§ Exercise
Return the full listing unchanged, apart from leaving out its images.
*** Opening of Supplied data ***
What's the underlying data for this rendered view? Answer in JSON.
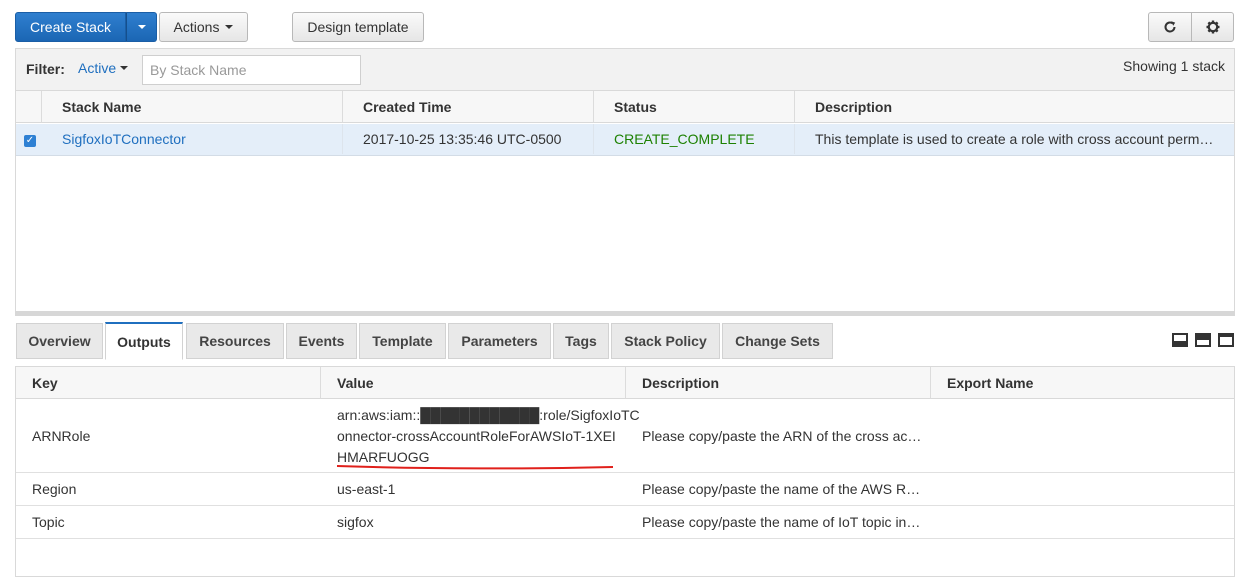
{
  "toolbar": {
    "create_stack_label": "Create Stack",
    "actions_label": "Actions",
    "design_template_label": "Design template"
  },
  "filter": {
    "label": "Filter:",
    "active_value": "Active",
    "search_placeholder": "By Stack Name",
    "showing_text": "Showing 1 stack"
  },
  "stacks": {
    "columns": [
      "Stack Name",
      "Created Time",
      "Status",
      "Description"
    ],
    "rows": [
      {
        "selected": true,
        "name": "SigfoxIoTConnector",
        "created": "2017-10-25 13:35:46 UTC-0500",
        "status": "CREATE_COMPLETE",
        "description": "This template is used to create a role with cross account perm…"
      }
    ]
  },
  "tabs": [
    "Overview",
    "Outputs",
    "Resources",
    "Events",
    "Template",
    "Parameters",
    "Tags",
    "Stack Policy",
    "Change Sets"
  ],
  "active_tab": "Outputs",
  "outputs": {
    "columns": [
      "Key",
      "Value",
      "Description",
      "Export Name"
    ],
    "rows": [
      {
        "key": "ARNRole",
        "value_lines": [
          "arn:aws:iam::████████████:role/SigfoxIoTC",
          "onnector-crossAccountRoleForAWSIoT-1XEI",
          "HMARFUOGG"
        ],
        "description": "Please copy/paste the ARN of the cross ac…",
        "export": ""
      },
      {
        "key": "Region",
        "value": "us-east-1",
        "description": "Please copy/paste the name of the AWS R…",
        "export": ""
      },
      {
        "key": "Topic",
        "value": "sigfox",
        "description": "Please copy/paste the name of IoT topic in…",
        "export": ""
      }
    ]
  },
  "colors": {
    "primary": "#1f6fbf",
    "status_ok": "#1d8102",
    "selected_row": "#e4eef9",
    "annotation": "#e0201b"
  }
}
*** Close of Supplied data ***
§ Solved problem
What's the underlying data for this rendered view? Answer in JSON.
{
  "toolbar": {
    "create_stack_label": "Create Stack",
    "actions_label": "Actions",
    "design_template_label": "Design template"
  },
  "filter": {
    "label": "Filter:",
    "active_value": "Active",
    "search_placeholder": "By Stack Name",
    "showing_text": "Showing 1 stack"
  },
  "stacks": {
    "columns": [
      "Stack Name",
      "Created Time",
      "Status",
      "Description"
    ],
    "rows": [
      {
        "selected": true,
        "name": "SigfoxIoTConnector",
        "created": "2017-10-25 13:35:46 UTC-0500",
        "status": "CREATE_COMPLETE",
        "description": "This template is used to create a role with cross account perm…"
      }
    ]
  },
  "tabs": [
    "Overview",
    "Outputs",
    "Resources",
    "Events",
    "Template",
    "Parameters",
    "Tags",
    "Stack Policy",
    "Change Sets"
  ],
  "active_tab": "Outputs",
  "outputs": {
    "columns": [
      "Key",
      "Value",
      "Description",
      "Export Name"
    ],
    "rows": [
      {
        "key": "ARNRole",
        "value_lines": [
          "arn:aws:iam::████████████:role/SigfoxIoTC",
          "onnector-crossAccountRoleForAWSIoT-1XEI",
          "HMARFUOGG"
        ],
        "description": "Please copy/paste the ARN of the cross ac…",
        "export": ""
      },
      {
        "key": "Region",
        "value": "us-east-1",
        "description": "Please copy/paste the name of the AWS R…",
        "export": ""
      },
      {
        "key": "Topic",
        "value": "sigfox",
        "description": "Please copy/paste the name of IoT topic in…",
        "export": ""
      }
    ]
  },
  "colors": {
    "primary": "#1f6fbf",
    "status_ok": "#1d8102",
    "selected_row": "#e4eef9",
    "annotation": "#e0201b"
  }
}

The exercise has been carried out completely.